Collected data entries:

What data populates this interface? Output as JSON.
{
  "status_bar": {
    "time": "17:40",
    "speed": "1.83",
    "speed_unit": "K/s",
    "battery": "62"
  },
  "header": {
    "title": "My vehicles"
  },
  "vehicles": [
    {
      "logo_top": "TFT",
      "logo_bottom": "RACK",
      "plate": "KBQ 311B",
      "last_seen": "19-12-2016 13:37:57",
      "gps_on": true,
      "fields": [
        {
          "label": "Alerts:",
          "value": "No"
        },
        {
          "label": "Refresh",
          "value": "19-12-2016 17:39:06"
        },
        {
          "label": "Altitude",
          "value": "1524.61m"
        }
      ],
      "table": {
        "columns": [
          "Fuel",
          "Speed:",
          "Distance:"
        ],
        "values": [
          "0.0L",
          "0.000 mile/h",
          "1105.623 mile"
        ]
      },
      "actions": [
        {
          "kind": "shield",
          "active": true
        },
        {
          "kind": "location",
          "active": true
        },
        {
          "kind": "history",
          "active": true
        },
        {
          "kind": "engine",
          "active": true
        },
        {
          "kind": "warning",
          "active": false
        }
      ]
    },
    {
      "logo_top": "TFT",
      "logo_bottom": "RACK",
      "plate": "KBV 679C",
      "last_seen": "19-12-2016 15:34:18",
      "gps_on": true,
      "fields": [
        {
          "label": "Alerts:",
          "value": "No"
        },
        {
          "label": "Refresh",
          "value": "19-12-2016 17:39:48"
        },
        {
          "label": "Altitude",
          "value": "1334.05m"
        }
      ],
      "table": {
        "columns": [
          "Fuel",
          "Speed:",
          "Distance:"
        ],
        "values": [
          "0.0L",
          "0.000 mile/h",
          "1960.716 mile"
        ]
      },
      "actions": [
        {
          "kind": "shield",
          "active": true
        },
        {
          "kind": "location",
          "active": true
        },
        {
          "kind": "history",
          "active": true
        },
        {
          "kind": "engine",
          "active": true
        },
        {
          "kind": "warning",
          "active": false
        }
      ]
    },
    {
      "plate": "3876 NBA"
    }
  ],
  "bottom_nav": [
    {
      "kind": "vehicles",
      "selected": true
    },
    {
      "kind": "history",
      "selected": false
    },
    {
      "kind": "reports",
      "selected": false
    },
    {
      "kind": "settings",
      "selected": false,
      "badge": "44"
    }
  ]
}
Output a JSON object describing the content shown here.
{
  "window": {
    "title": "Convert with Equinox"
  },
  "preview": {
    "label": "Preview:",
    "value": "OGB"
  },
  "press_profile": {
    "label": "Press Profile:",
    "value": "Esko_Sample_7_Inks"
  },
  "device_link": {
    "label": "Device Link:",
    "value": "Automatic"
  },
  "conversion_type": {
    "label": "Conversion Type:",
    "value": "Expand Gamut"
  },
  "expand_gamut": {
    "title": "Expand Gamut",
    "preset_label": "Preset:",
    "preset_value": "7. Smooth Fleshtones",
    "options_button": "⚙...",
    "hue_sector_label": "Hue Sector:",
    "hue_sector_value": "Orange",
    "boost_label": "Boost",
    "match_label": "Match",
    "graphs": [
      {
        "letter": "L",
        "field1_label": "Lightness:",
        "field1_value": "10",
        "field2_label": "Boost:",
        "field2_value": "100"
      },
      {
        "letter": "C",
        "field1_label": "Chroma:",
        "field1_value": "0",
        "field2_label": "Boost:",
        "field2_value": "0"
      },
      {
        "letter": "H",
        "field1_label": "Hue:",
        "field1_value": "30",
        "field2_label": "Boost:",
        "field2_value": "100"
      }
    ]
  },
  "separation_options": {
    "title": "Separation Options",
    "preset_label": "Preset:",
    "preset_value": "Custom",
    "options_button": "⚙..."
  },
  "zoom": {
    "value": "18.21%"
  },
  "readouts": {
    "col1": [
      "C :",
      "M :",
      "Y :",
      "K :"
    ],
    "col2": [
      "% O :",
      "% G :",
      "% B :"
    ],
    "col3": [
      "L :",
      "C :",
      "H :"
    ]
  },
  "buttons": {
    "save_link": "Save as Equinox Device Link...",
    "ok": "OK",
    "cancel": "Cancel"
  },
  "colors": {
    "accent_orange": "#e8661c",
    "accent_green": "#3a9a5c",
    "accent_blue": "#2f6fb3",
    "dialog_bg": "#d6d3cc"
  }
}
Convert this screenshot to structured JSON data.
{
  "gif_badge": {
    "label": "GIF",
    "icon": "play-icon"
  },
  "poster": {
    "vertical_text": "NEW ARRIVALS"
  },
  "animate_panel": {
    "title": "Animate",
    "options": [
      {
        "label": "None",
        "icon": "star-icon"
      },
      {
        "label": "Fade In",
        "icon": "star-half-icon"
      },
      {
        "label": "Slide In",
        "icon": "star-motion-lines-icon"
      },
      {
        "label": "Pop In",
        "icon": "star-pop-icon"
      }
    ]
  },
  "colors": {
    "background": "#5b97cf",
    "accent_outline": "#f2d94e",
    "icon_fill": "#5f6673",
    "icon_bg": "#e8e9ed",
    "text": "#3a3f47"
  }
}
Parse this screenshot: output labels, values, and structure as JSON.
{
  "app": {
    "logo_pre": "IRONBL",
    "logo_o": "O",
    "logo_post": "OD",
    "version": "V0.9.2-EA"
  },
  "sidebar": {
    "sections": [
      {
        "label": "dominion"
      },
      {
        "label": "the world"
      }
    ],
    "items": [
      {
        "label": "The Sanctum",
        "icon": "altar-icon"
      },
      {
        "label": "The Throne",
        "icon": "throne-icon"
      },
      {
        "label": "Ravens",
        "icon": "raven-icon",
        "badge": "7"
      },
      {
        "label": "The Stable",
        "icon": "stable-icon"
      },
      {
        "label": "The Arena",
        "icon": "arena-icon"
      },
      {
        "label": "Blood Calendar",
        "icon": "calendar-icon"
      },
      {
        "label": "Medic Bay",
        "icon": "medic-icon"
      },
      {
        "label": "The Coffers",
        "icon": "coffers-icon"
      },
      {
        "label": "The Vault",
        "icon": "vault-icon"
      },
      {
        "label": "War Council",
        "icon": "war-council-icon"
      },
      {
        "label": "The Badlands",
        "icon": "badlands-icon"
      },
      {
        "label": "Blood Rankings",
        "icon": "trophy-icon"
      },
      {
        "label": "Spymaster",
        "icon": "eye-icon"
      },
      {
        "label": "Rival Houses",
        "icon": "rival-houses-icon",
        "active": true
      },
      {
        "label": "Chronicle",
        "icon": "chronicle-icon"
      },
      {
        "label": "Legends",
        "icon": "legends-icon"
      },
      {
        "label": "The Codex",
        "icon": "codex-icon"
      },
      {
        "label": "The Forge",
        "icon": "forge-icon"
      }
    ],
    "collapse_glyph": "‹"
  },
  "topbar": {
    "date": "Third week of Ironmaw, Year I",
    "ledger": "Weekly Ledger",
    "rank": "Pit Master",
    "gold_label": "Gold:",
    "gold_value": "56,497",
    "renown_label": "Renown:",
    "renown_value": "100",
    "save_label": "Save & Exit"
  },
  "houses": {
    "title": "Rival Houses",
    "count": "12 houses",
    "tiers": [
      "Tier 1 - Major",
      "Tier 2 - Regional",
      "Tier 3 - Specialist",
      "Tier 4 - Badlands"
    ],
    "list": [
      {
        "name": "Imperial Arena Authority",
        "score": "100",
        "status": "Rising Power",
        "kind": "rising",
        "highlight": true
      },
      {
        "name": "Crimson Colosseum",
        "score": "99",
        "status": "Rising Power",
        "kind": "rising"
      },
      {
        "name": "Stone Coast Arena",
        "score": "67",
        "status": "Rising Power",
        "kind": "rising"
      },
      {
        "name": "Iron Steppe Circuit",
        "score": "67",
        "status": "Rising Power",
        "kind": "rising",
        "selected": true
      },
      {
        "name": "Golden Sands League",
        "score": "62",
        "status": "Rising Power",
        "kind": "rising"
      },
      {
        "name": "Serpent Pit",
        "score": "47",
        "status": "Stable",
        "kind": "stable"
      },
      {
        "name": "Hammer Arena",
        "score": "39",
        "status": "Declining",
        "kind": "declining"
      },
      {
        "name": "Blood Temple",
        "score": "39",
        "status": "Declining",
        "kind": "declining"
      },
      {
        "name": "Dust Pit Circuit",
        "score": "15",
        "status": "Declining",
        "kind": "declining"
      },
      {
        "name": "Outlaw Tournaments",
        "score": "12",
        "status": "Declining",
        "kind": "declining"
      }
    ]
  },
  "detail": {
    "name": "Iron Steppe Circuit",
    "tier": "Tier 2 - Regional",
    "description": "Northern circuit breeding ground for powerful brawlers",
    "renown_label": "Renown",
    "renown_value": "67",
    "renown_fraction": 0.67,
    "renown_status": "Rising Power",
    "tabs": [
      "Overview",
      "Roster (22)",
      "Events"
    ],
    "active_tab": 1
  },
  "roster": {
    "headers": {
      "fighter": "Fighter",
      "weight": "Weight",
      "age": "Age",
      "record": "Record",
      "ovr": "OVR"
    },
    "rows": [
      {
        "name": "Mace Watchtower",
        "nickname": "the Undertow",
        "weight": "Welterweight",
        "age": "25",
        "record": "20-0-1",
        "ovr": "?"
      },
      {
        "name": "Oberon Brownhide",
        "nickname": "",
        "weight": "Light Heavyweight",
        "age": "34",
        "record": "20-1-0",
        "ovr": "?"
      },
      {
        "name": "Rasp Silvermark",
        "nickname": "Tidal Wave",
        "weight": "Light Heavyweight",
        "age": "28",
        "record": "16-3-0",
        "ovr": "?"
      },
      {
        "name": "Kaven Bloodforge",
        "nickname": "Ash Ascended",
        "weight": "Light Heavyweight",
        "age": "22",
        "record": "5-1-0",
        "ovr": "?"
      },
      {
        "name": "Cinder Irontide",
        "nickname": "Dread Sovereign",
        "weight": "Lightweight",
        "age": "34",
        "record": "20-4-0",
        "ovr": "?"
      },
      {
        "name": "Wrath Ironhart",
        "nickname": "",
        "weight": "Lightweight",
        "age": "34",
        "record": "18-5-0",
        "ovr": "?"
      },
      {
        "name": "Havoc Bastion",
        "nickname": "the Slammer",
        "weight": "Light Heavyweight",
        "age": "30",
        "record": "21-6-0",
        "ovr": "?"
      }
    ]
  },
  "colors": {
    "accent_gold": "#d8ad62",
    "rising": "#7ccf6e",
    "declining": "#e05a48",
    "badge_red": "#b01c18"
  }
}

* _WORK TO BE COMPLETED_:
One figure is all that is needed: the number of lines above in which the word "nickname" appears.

* _ANSWER FOR THE TASK_:
7